Dekker, Brigitte, Maaike Okano-Heijmans and Eric Siyi Zhang (2020). Unpacking China’s Digital Silk Road. Clingendael Report. Retrieved from https://www.clingendael.org/publication/unpacking-chinas-digital-silk-road. Accessed on 22.02.2021.
Kurlantzick, Joshua (2020). China’s Digital Silk Road Initiative: A Boon for Developing Countries or a Danger to Freedom?. Retrieved from https://thediplomat.com/2020/12/chinas-digital-silk-road-initiative-a-boon-for-developing-countries-or-a-danger-to-freedom/. Accessed on 22.02.2021.
Muratbekova, Albina (2020). Geopolitics versus Technology: the Case of Huawei. Retrieved from https://eurasian-research.org/wp-content/uploads/2020/10/Weekly-e-bulletin-07.09.2020-13.09.2020-No-271.pdf. Accessed on 22.02.2021.
McKinsey (2020). How COVID-19 has pushed companies over the technology tipping point—and transformed business forever. Retrieved from https://www.mckinsey.com/business-functions/strategy-and-corporate-finance/our-insights/how-covid-19-has-pushed-companies-over-the-technology-tipping-point-and-transformed-business-forever#. Accessed on 22.02.2021.

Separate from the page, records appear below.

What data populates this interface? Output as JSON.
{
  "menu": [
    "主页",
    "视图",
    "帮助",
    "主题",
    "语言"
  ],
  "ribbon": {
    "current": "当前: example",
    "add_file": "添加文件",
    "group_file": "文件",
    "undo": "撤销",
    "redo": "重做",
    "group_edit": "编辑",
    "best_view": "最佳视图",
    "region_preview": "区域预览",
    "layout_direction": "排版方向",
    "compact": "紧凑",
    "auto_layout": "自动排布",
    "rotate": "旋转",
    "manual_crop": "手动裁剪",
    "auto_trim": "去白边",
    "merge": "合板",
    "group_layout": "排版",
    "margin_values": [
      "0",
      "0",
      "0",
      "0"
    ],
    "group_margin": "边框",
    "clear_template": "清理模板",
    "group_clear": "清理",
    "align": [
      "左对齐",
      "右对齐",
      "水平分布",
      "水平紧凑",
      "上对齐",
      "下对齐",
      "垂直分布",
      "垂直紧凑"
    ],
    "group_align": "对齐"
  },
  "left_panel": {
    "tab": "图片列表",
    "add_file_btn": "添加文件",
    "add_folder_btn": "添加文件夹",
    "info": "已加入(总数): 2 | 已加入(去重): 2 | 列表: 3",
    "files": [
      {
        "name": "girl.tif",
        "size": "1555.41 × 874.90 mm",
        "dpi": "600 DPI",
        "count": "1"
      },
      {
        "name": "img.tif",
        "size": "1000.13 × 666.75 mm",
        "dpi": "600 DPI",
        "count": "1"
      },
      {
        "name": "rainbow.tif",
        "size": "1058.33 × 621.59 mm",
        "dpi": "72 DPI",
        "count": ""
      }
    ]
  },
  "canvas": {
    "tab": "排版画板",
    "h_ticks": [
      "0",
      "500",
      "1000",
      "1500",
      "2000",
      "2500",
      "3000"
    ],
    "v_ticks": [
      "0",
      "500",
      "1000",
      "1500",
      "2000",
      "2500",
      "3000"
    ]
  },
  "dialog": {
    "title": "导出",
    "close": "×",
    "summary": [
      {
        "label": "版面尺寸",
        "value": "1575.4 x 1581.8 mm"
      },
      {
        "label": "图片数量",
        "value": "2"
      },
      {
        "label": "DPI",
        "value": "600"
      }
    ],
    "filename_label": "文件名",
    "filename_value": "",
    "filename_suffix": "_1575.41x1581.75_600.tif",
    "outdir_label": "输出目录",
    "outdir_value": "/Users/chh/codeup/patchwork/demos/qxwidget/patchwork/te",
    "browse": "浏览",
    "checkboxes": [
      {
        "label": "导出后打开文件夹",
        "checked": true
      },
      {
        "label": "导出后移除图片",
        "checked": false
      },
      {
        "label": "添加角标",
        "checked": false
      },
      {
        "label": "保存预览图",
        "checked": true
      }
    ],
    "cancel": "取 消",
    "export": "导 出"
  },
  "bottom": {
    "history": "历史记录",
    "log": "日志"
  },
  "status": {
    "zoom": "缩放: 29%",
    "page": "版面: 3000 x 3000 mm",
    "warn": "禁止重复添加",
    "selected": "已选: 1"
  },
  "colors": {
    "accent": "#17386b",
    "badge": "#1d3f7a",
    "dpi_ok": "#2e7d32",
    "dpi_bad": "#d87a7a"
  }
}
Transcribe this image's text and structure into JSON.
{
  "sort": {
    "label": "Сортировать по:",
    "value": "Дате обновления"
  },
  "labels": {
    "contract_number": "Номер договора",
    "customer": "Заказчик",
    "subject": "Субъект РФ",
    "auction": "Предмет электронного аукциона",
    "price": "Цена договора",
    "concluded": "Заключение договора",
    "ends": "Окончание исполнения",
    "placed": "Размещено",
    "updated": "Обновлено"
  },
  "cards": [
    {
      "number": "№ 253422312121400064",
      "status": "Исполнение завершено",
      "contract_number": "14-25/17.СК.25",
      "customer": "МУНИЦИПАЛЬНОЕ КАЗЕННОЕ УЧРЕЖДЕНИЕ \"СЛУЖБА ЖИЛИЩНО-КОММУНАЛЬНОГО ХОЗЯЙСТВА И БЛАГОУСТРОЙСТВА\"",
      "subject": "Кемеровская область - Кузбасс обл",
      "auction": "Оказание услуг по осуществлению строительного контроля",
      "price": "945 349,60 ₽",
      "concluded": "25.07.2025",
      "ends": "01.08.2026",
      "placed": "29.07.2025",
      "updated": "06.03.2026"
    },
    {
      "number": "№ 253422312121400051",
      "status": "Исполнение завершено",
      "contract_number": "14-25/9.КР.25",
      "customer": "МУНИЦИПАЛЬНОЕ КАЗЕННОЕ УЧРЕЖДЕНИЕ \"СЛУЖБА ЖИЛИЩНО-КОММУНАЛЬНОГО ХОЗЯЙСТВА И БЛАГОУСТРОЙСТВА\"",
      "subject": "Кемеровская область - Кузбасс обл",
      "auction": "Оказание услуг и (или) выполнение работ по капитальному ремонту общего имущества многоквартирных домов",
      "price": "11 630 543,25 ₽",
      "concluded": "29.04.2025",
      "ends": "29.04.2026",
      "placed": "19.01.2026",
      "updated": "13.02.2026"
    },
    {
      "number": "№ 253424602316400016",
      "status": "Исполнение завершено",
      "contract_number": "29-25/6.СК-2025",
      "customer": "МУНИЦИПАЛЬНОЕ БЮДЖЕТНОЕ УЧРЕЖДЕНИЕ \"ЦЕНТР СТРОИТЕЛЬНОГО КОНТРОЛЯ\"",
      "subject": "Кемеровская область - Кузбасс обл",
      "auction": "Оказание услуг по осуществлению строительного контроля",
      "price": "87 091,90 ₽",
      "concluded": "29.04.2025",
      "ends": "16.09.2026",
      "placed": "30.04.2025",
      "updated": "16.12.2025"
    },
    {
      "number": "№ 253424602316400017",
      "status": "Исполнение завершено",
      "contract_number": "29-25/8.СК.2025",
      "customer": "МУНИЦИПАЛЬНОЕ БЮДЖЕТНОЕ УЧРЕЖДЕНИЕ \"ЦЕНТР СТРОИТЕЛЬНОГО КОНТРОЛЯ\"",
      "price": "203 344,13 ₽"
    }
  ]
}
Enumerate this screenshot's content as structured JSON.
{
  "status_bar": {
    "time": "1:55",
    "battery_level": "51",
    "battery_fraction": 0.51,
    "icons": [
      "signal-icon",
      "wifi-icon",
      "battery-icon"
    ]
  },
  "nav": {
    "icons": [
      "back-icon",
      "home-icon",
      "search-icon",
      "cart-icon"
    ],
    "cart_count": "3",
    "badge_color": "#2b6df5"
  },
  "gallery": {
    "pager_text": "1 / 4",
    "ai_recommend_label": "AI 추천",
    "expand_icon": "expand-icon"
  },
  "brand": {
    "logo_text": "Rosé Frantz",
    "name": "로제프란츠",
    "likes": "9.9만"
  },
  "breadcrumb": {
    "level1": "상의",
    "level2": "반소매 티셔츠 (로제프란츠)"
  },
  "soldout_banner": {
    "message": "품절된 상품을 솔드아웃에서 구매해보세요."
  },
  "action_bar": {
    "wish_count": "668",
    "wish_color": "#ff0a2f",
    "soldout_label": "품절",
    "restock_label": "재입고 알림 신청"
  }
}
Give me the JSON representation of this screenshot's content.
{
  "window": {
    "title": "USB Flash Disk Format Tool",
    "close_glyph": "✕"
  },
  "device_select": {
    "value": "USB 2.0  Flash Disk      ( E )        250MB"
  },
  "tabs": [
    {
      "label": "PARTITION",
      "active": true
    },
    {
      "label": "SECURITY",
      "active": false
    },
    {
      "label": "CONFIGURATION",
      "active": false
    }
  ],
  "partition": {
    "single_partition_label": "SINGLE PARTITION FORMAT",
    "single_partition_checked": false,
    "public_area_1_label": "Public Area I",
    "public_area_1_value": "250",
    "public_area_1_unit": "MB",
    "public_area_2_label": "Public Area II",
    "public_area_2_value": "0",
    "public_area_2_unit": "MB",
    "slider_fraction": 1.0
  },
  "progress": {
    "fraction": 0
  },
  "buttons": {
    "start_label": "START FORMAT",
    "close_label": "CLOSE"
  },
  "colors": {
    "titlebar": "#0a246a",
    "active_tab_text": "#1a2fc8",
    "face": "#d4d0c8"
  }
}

Nikkei Asia (2021). China builds Digital Silk Road in Pakistan to Africa and Europe. Retrieved from https://asia.nikkei.com/Spotlight/Belt-and-Road/China-builds-Digital-Silk-Road-in-Pakistan-to-Africa-and-Europe. Accessed on 22.02.2021.
Wheeler, Andre (2020). China’s Digital Silk Road (DSR): the new frontier in the Digital Arms Race? Retrieved from https://www.silkroadbriefing.com/news/2020/02/19/chinas-digital-silk-road-dsr-new-frontier-digital-arms-race/. Accessed on 22.02.2021.
Note: The views expressed in this blog are the author’s own and do not necessarily reflect the Institute’s editorial policy.
Dr.Albina Muratbekova is a research fellow of the Eurasian Research Institute at H.A.Yassawi Kazakh Turkish International University. Albina holds a PhD degree in Oriental Studies from Al Farabi Kazakh National University. She was a Fellow of the EUCACIS PhD support programme, Fudan Fellow 2017, a visiting student of the Cambridge Central Asia Forum at the University of Cambridge along with being an exchange student at Lanzhou University. Previously, she had worked at the international departments of Narxoz and AlmaU universities on the implementation of the internationalization strategy of th